» YOUR ASSIGNMENT
The answer must consist of the entries, copied exactly and in full.

» GIVEN INFORMATION
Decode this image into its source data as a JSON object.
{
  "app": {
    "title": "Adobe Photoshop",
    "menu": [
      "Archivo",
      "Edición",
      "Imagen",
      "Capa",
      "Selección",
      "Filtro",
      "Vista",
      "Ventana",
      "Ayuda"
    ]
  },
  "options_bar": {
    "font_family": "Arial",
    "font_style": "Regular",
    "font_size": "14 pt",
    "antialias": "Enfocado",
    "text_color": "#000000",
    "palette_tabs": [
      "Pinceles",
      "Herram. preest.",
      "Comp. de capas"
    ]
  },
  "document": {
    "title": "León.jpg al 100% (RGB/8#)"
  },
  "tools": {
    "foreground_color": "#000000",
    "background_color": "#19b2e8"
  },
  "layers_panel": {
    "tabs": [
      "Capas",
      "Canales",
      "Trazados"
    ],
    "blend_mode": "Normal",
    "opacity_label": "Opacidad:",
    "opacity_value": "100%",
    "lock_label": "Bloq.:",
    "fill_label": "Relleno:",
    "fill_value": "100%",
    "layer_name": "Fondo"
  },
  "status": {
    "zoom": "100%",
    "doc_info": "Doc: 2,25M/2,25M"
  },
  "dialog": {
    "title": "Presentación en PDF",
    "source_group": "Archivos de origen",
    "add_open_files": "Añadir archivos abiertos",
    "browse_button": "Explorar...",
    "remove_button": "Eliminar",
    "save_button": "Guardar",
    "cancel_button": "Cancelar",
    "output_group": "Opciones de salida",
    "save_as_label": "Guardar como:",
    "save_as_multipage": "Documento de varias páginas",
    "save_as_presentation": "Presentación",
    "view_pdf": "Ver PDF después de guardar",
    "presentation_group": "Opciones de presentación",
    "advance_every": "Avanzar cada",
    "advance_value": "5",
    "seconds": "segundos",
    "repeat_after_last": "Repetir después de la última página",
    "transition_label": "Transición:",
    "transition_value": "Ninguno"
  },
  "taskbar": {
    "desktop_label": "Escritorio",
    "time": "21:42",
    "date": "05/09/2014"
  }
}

» RESULT
Decode this image into its source data as a JSON object.
{
  "app": {
    "title": "Adobe Photoshop",
    "menu": [
      "Archivo",
      "Edición",
      "Imagen",
      "Capa",
      "Selección",
      "Filtro",
      "Vista",
      "Ventana",
      "Ayuda"
    ]
  },
  "options_bar": {
    "font_family": "Arial",
    "font_style": "Regular",
    "font_size": "14 pt",
    "antialias": "Enfocado",
    "text_color": "#000000",
    "palette_tabs": [
      "Pinceles",
      "Herram. preest.",
      "Comp. de capas"
    ]
  },
  "document": {
    "title": "León.jpg al 100% (RGB/8#)"
  },
  "tools": {
    "foreground_color": "#000000",
    "background_color": "#19b2e8"
  },
  "layers_panel": {
    "tabs": [
      "Capas",
      "Canales",
      "Trazados"
    ],
    "blend_mode": "Normal",
    "opacity_label": "Opacidad:",
    "opacity_value": "100%",
    "lock_label": "Bloq.:",
    "fill_label": "Relleno:",
    "fill_value": "100%",
    "layer_name": "Fondo"
  },
  "status": {
    "zoom": "100%",
    "doc_info": "Doc: 2,25M/2,25M"
  },
  "dialog": {
    "title": "Presentación en PDF",
    "source_group": "Archivos de origen",
    "add_open_files": "Añadir archivos abiertos",
    "browse_button": "Explorar...",
    "remove_button": "Eliminar",
    "save_button": "Guardar",
    "cancel_button": "Cancelar",
    "output_group": "Opciones de salida",
    "save_as_label": "Guardar como:",
    "save_as_multipage": "Documento de varias páginas",
    "save_as_presentation": "Presentación",
    "view_pdf": "Ver PDF después de guardar",
    "presentation_group": "Opciones de presentación",
    "advance_every": "Avanzar cada",
    "advance_value": "5",
    "seconds": "segundos",
    "repeat_after_last": "Repetir después de la última página",
    "transition_label": "Transición:",
    "transition_value": "Ninguno"
  },
  "taskbar": {
    "desktop_label": "Escritorio",
    "time": "21:42",
    "date": "05/09/2014"
  }
}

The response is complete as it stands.